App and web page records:

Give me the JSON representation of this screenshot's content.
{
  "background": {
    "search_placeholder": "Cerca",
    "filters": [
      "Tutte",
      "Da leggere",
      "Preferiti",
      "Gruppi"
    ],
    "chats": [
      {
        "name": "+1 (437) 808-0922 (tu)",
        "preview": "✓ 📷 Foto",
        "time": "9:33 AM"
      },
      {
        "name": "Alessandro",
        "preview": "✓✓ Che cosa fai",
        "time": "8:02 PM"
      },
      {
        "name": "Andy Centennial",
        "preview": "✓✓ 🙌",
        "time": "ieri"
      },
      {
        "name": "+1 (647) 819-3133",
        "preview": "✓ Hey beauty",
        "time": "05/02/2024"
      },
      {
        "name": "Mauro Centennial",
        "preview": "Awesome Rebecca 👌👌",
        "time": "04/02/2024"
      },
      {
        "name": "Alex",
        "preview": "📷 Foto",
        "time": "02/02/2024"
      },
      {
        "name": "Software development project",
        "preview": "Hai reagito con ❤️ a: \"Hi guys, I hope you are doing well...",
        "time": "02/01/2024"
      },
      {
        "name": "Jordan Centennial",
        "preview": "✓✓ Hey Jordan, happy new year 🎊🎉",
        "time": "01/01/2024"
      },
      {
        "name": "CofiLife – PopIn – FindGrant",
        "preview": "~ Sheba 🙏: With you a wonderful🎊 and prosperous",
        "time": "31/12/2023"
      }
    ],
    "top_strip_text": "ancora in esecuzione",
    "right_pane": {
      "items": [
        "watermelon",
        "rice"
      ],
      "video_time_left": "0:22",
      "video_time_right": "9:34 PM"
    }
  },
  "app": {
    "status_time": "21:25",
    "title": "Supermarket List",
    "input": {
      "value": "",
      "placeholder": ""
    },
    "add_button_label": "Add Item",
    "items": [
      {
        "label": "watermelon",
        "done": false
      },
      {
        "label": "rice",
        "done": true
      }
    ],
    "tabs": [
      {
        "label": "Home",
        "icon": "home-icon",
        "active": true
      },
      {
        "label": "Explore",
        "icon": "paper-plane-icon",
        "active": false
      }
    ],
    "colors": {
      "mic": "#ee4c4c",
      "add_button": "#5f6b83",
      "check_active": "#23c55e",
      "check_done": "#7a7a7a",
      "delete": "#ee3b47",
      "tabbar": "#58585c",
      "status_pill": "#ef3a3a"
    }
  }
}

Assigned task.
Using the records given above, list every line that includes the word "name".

Task answer.
        "name": "+1 (437) 808-0922 (tu)",
        "name": "Alessandro",
        "name": "Andy Centennial",
        "name": "+1 (647) 819-3133",
        "name": "Mauro Centennial",
        "name": "Alex",
        "name": "Software development project",
        "name": "Jordan Centennial",
        "name": "CofiLife – PopIn – FindGrant",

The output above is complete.